The idea of tax is indispensable because it pays for things that most individuals could not possibly haul for themselves, such as infrastructure projects, public security, general services, health services and much more. While it’s peremptory that the government sets tax slabs judiciously, it’s equally important that all citizens pay their due taxes intensively and punctually. Even Chanakya had said – “All experts shall fix revocation in such a way that neither the donor nor the receiver is harmed” in respect to his opinion on the governance – that the conferrer must be happy to give and the receiver should be able to meet his target.
All that a citizen has to do is have faith in their elected government and consider paying taxes as a form of serving the needs of all.
Persons who do not vote lose their voice in the government and also lose their stand in the selection of the type of governance one wants. We are inclined to the tendency of assuming that one vote doesn’t carry any value but unless and until voting does not take the shape of national attitude in us, joined by hundreds more, we are failing ourselves.
While many people have their own instrumentalism of what constructs a good citizen, there is little consensus to exactly what this would be. One cannot be forced to realize his/her responsibilities towards their country which is why the need for developing a feeling of ownership is highly essential. If being ethical, fighting injustice or expressing one’s voice is non-negotiable in respect to citizenship values, then the following adds on to its glories.
Respect for country
A country is not just the land where you were born – its potential is far stronger than just that. Living together in the same place over many years configures people in a habitual way. The weather, the way of talking, the soil and maybe some acquired traits – these things put forth a slight but very real influence over time. While most understanding of nationhood do comprise an aspect of shared heritage, as people that are associated to each other are disposed to share common origin of thinking, feeling, and responding to the world, yet it is very much beyond genetic explanations.
Without a prominent connection to roots it is quite rare for man to keep on going amidst conditions that require the full application of one’s ability and attention. The real understanding of roots happens when man gives himself the benefit to connect to those who prefaced in shaping his culture and thereby appreciates the same with the challenge of reformation. In other words it could be healthy to take pride in one’s cultural inheritance. That explains even if one’s love for their respective country is not on the higher scale, it is necessary to respect its existence and fight for its true worth.
The worldwide celebration of the International Day for tolerance was an annual observance declared by UNESCO in 1995 to procreate public awareness of the world’s diversity, reminding us of the beauty of our universe. If there had not been any diversity, the world would appear colourless, monotonous, unattractive for the best reasons, and void of constructive competition. Establishing tolerance and harmony amidst such diversity has become very crucial and important, and fostering reciprocal love and affection has become vital.
How about the willingness to accept or to tolerate, especially opinions or behavior you may not agree with, or to behave sensibly with those who are not like you? Does that not sound calm? Let’s say that to express one’s point of view in a decent and respectful way while taking care of the sentiments of others not only makes good citizen out of men but also good humane.

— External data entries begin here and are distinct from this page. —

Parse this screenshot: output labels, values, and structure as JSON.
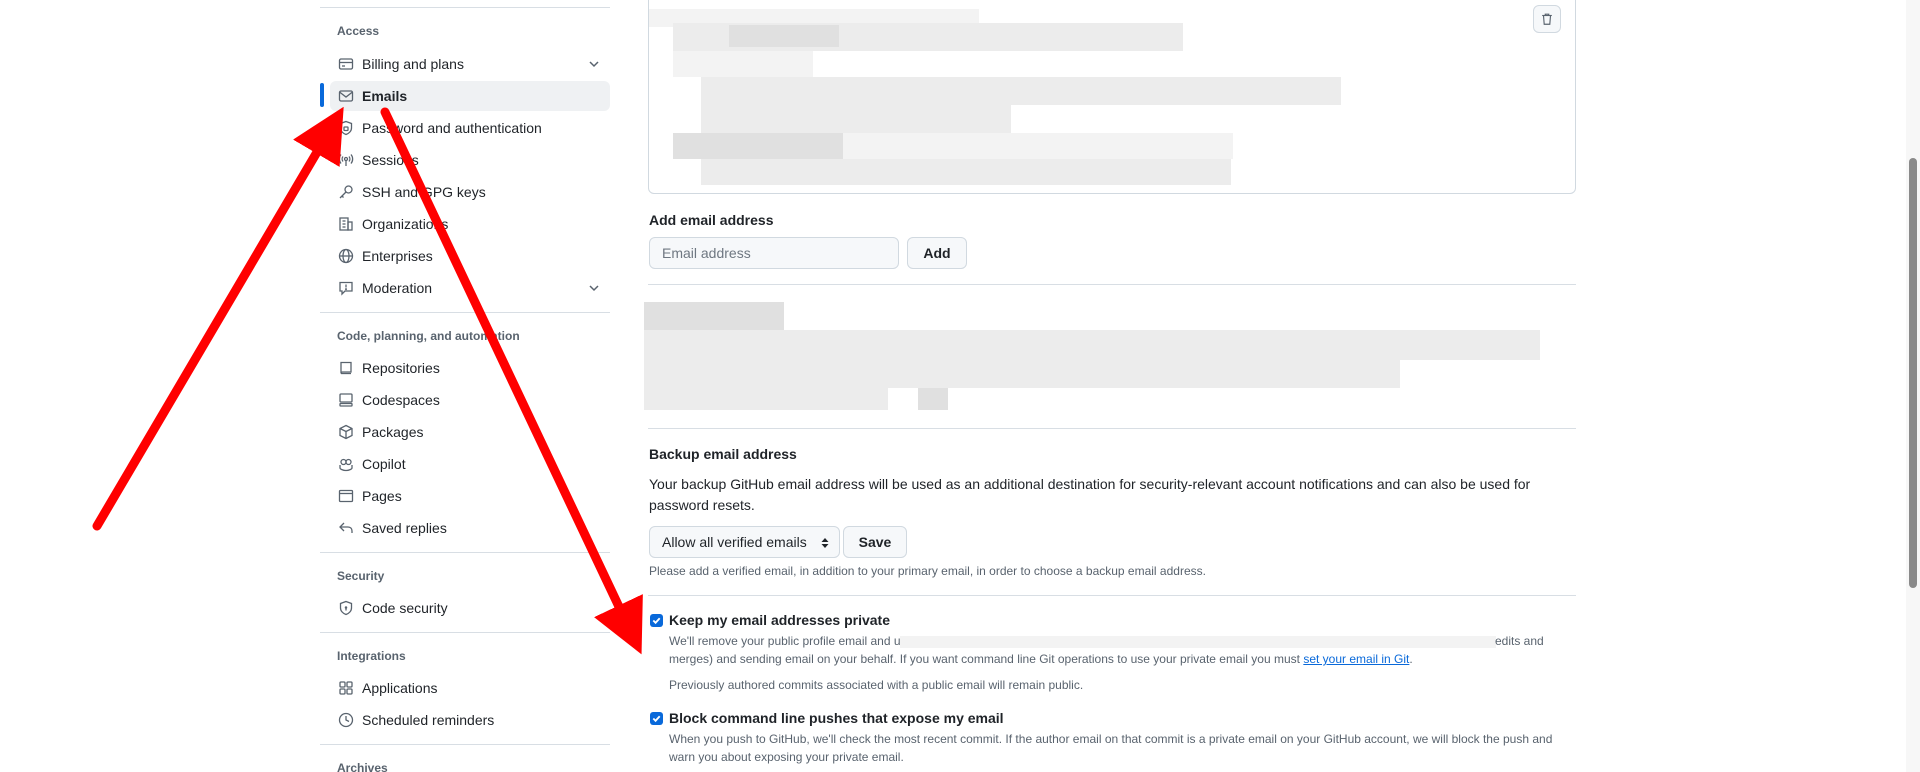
{
  "sidebar": {
    "sections": [
      {
        "heading": "Access",
        "items": [
          {
            "label": "Billing and plans",
            "icon": "credit-card-icon",
            "expandable": true
          },
          {
            "label": "Emails",
            "icon": "mail-icon",
            "active": true
          },
          {
            "label": "Password and authentication",
            "icon": "shield-lock-icon"
          },
          {
            "label": "Sessions",
            "icon": "broadcast-icon"
          },
          {
            "label": "SSH and GPG keys",
            "icon": "key-icon"
          },
          {
            "label": "Organizations",
            "icon": "organization-icon"
          },
          {
            "label": "Enterprises",
            "icon": "globe-icon"
          },
          {
            "label": "Moderation",
            "icon": "report-icon",
            "expandable": true
          }
        ]
      },
      {
        "heading": "Code, planning, and automation",
        "items": [
          {
            "label": "Repositories",
            "icon": "repo-icon"
          },
          {
            "label": "Codespaces",
            "icon": "codespaces-icon"
          },
          {
            "label": "Packages",
            "icon": "package-icon"
          },
          {
            "label": "Copilot",
            "icon": "copilot-icon"
          },
          {
            "label": "Pages",
            "icon": "browser-icon"
          },
          {
            "label": "Saved replies",
            "icon": "reply-icon"
          }
        ]
      },
      {
        "heading": "Security",
        "items": [
          {
            "label": "Code security",
            "icon": "shield-check-icon"
          }
        ]
      },
      {
        "heading": "Integrations",
        "items": [
          {
            "label": "Applications",
            "icon": "apps-icon"
          },
          {
            "label": "Scheduled reminders",
            "icon": "clock-icon"
          }
        ]
      },
      {
        "heading": "Archives",
        "items": []
      }
    ]
  },
  "main": {
    "add_email": {
      "label": "Add email address",
      "placeholder": "Email address",
      "button": "Add"
    },
    "backup": {
      "title": "Backup email address",
      "description": "Your backup GitHub email address will be used as an additional destination for security-relevant account notifications and can also be used for password resets.",
      "select_value": "Allow all verified emails",
      "save_button": "Save",
      "note": "Please add a verified email, in addition to your primary email, in order to choose a backup email address."
    },
    "keep_private": {
      "checked": true,
      "title": "Keep my email addresses private",
      "desc_start": "We'll remove your public profile email and u",
      "desc_end": "edits and",
      "desc_line2_prefix": "merges) and sending email on your behalf. If you want command line Git operations to use your private email you must ",
      "desc_link": "set your email in Git",
      "desc_line2_suffix": ".",
      "note": "Previously authored commits associated with a public email will remain public."
    },
    "block_pushes": {
      "checked": true,
      "title": "Block command line pushes that expose my email",
      "desc_line1": "When you push to GitHub, we'll check the most recent commit. If the author email on that commit is a private email on your GitHub account, we will block the push and",
      "desc_line2": "warn you about exposing your private email."
    }
  },
  "colors": {
    "accent": "#0969da",
    "annotation_arrow": "#ff0000",
    "active_bg": "#eff1f3"
  }
}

“Right is right even if one is doing it. Wrong is wrong even if hundreds are doing it.”
Having the courage to do the right thing even at the risk of inconvenience, ridicule, punishment, loss of security or social status, might seem very outright and challenging. But moral courage is that rise above apathy, and cynicism in our political systems, socioeconomic divisions, and cultural/religious differences which lets one overcome the fear of failure. History still celebrates icons of such ideal like Mother Teresa, Dr. Martin Luther King and Aung San Suu Kyi.
All these need one understanding though – We need to be good citizens of the World and not just our land. Because we need the World more than it needs us.